If you are familiar with FIFA 12 and 13, this game is essentially “FIFA 12.5″ with the Wii U GamePad, and this is where the game really shines. At the beginning of a match, if you hold up the GamePad you get to experience a full 360 stadium view which really adds to the immersion of the occasion. Taking a cue from the Wii iterations of Pro Evolution Soccer, where you could aim the pointer where you liked on the Wii Remote and pass to that space or player, you can do the same here on the GamePad screen. If you want your player to make a run into a space, tap on the player you want then swipe in the direction to run to. This works really well in theory, but is best used when you keep your attention solely on the GamePad screen and off the TV screen as you do this. If you want to use the GamePad to shoot, you shake the controller and then tap (and hold for power) the area of the goal you wish to aim for. This sounds wonderful in premise, but you need to ensure you’re already in space, as this two-step process really hampers your attacking efficiency. The gameplay additions and potential the GamePad brings really can elevate the Wii U version, if only they brought all the other features missing from the other console versions. Other well-incorporated features include the ability to make substitutions, adjust your tactics and formations on the fly. This all works really well and negate the need to go into the Pause Menu at all during a match. Some of the features, such as the in-game player movements, substitutions, tactics and strategy elements, work well in-game, but the shake-to-shoot is sadly not good enough to use other than to showboat – kudos to EA Canada for actually taking the time to implement such features.

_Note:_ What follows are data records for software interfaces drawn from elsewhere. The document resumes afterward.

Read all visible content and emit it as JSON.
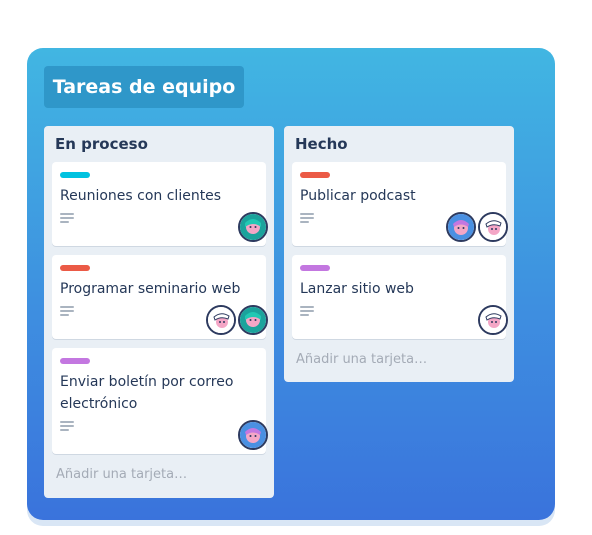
{
  "board": {
    "title": "Tareas de equipo"
  },
  "lists": [
    {
      "title": "En proceso",
      "add_card": "Añadir una tarjeta…",
      "cards": [
        {
          "label_color": "#00c2e0",
          "title": "Reuniones con clientes",
          "avatars": [
            "teal-avatar"
          ]
        },
        {
          "label_color": "#eb5a46",
          "title": "Programar seminario web",
          "avatars": [
            "white-avatar",
            "teal-avatar"
          ]
        },
        {
          "label_color": "#c377e0",
          "title": "Enviar boletín por correo electrónico",
          "avatars": [
            "blue-avatar"
          ]
        }
      ]
    },
    {
      "title": "Hecho",
      "add_card": "Añadir una tarjeta…",
      "cards": [
        {
          "label_color": "#eb5a46",
          "title": "Publicar podcast",
          "avatars": [
            "blue-avatar",
            "white-avatar"
          ]
        },
        {
          "label_color": "#c377e0",
          "title": "Lanzar sitio web",
          "avatars": [
            "white-avatar"
          ]
        }
      ]
    }
  ]
}
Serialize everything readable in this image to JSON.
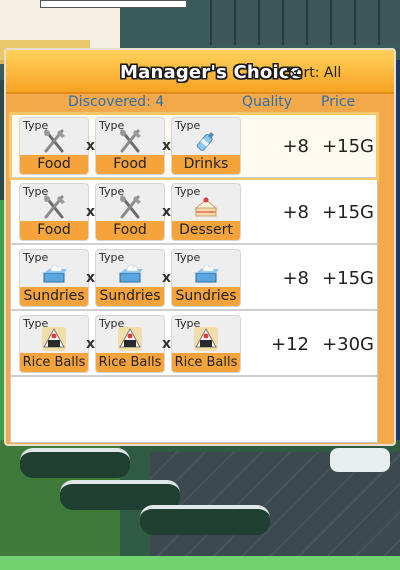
{
  "panel": {
    "title": "Manager's Choice",
    "sort_label": "Sort: All",
    "discovered_label": "Discovered: 4",
    "quality_header": "Quality",
    "price_header": "Price"
  },
  "rows": [
    {
      "selected": true,
      "items": [
        {
          "type_label": "Type",
          "category": "Food",
          "icon": "fork-knife-icon"
        },
        {
          "type_label": "Type",
          "category": "Food",
          "icon": "fork-knife-icon"
        },
        {
          "type_label": "Type",
          "category": "Drinks",
          "icon": "bottle-icon"
        }
      ],
      "sep": "x",
      "quality": "+8",
      "price": "+15G"
    },
    {
      "selected": false,
      "items": [
        {
          "type_label": "Type",
          "category": "Food",
          "icon": "fork-knife-icon"
        },
        {
          "type_label": "Type",
          "category": "Food",
          "icon": "fork-knife-icon"
        },
        {
          "type_label": "Type",
          "category": "Dessert",
          "icon": "cake-icon"
        }
      ],
      "sep": "x",
      "quality": "+8",
      "price": "+15G"
    },
    {
      "selected": false,
      "items": [
        {
          "type_label": "Type",
          "category": "Sundries",
          "icon": "tissue-box-icon"
        },
        {
          "type_label": "Type",
          "category": "Sundries",
          "icon": "tissue-box-icon"
        },
        {
          "type_label": "Type",
          "category": "Sundries",
          "icon": "tissue-box-icon"
        }
      ],
      "sep": "x",
      "quality": "+8",
      "price": "+15G"
    },
    {
      "selected": false,
      "items": [
        {
          "type_label": "Type",
          "category": "Rice Balls",
          "icon": "rice-ball-icon"
        },
        {
          "type_label": "Type",
          "category": "Rice Balls",
          "icon": "rice-ball-icon"
        },
        {
          "type_label": "Type",
          "category": "Rice Balls",
          "icon": "rice-ball-icon"
        }
      ],
      "sep": "x",
      "quality": "+12",
      "price": "+30G"
    }
  ],
  "colors": {
    "header_orange": "#f6a323",
    "category_orange": "#f4a43a",
    "column_header_blue": "#2d6fb0",
    "selected_outline": "#f7c86a"
  }
}
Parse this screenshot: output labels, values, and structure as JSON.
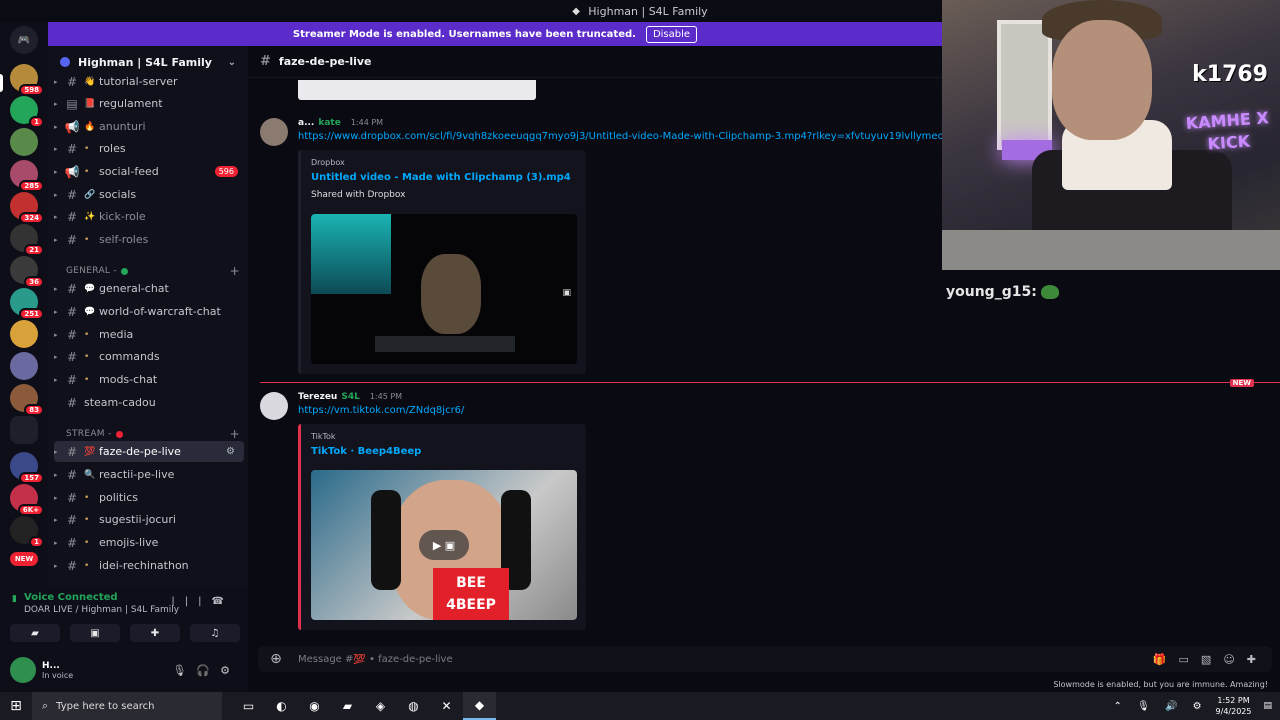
{
  "window": {
    "title": "Highman | S4L Family"
  },
  "banner": {
    "text": "Streamer Mode is enabled. Usernames have been truncated.",
    "button": "Disable"
  },
  "rail": {
    "badges": [
      "598",
      "1",
      "285",
      "324",
      "21",
      "36",
      "251",
      "83",
      "157",
      "6K+",
      "1",
      "NEW"
    ]
  },
  "server": {
    "name": "Highman | S4L Family"
  },
  "channels_top": [
    {
      "name": "tutorial-server",
      "emoji": "👋"
    },
    {
      "name": "regulament",
      "emoji": "📕"
    },
    {
      "name": "anunturi",
      "emoji": "🔥"
    },
    {
      "name": "roles",
      "emoji": "•"
    },
    {
      "name": "social-feed",
      "emoji": "•",
      "count": "596"
    },
    {
      "name": "socials",
      "emoji": "🔗"
    },
    {
      "name": "kick-role",
      "emoji": "✨"
    },
    {
      "name": "self-roles",
      "emoji": "•"
    }
  ],
  "categories": {
    "general": "GENERAL -",
    "stream": "STREAM -"
  },
  "channels_general": [
    {
      "name": "general-chat",
      "emoji": "💬"
    },
    {
      "name": "world-of-warcraft-chat",
      "emoji": "💬"
    },
    {
      "name": "media",
      "emoji": "•"
    },
    {
      "name": "commands",
      "emoji": "•"
    },
    {
      "name": "mods-chat",
      "emoji": "•"
    },
    {
      "name": "steam-cadou",
      "emoji": ""
    }
  ],
  "channels_stream": [
    {
      "name": "faze-de-pe-live",
      "emoji": "💯"
    },
    {
      "name": "reactii-pe-live",
      "emoji": "🔍"
    },
    {
      "name": "politics",
      "emoji": "•"
    },
    {
      "name": "sugestii-jocuri",
      "emoji": "•"
    },
    {
      "name": "emojis-live",
      "emoji": "•"
    },
    {
      "name": "idei-rechinathon",
      "emoji": "•"
    }
  ],
  "voice": {
    "status": "Voice Connected",
    "channel": "DOAR LIVE / Highman | S4L Family",
    "user_name": "H...",
    "user_status": "In voice"
  },
  "chat": {
    "channel": "faze-de-pe-live",
    "messages": [
      {
        "author": "a...",
        "tag": "kate",
        "time": "1:44 PM",
        "link": "https://www.dropbox.com/scl/fi/9vqh8zkoeeuqgq7myo9j3/Untitled-video-Made-with-Clipchamp-3.mp4?rlkey=xfvtuyuv19lvllymeow8h92gt&s",
        "provider": "Dropbox",
        "title": "Untitled video - Made with Clipchamp (3).mp4",
        "description": "Shared with Dropbox"
      },
      {
        "author": "Terezeu",
        "tag": "S4L",
        "time": "1:45 PM",
        "link": "https://vm.tiktok.com/ZNdq8jcr6/",
        "provider": "TikTok",
        "title": "TikTok · Beep4Beep",
        "thumb_text": "BEE 4BEEP"
      }
    ],
    "new_marker": "NEW",
    "composer_placeholder": "Message #💯 • faze-de-pe-live",
    "slowmode": "Slowmode is enabled, but you are immune. Amazing!"
  },
  "stream": {
    "watermark": "k1769",
    "sign": "KAMHE X KICK",
    "chat_user": "young_g15:"
  },
  "taskbar": {
    "search_placeholder": "Type here to search",
    "time": "1:52 PM",
    "date": "9/4/2025"
  }
}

There are many game modes present: Be A Pro (player or manager), Tournaments and Online Leagues (though these are sparsely populated, still). It’s probably easier to say what is not in the game: FIFA Ultimate Team and the new, much-lauded EA Sports Stat tracking system, as well as the on-the-fly match updates of the other fixtures, which really bring an occasion to the events and simulate the live football coverage we see on Sky Digital in the UK. In the Wii U version, there is a minor allusion to the games taking place alongside yours, but with none of the in-depth analysis of what is occurring from player injuries to who scored in the other games. There are just a few choice quotes (of which there are a few for even lower-league teams such as Sheffield United) and that’s about it.
Overall, FIFA 13 on the Wii U is a game of two halves. On one half, you have the annoyance of features being removed to ensure the game managed to release on launch day. These sadly make the game feel rushed and lacking due care and attention. Then you have grating elements that still riddle all versions of the game: the slowdown elements, constant EA Server disconnects and the idiotic AI of your teammates in comparison to the opposition. Compare this to the second half: a game filled to the brim with licences, features and modes, presented to you rather nicely on the GamePad and through finely-honed, award-winning FIFA gameplay. It really is a conundrum, but for the best footballing (and only) experience you can currently get on the Wii U, FIFA 13 is all there is. If you must have the features the GamePad brings and can forego everything else that is not included, then it’s fairly simple that this is for you. If you have one of the other console versions, I could not really recommend this over those, especially considering the vastly different price point. A nice effort, but it hits the post on this occasion.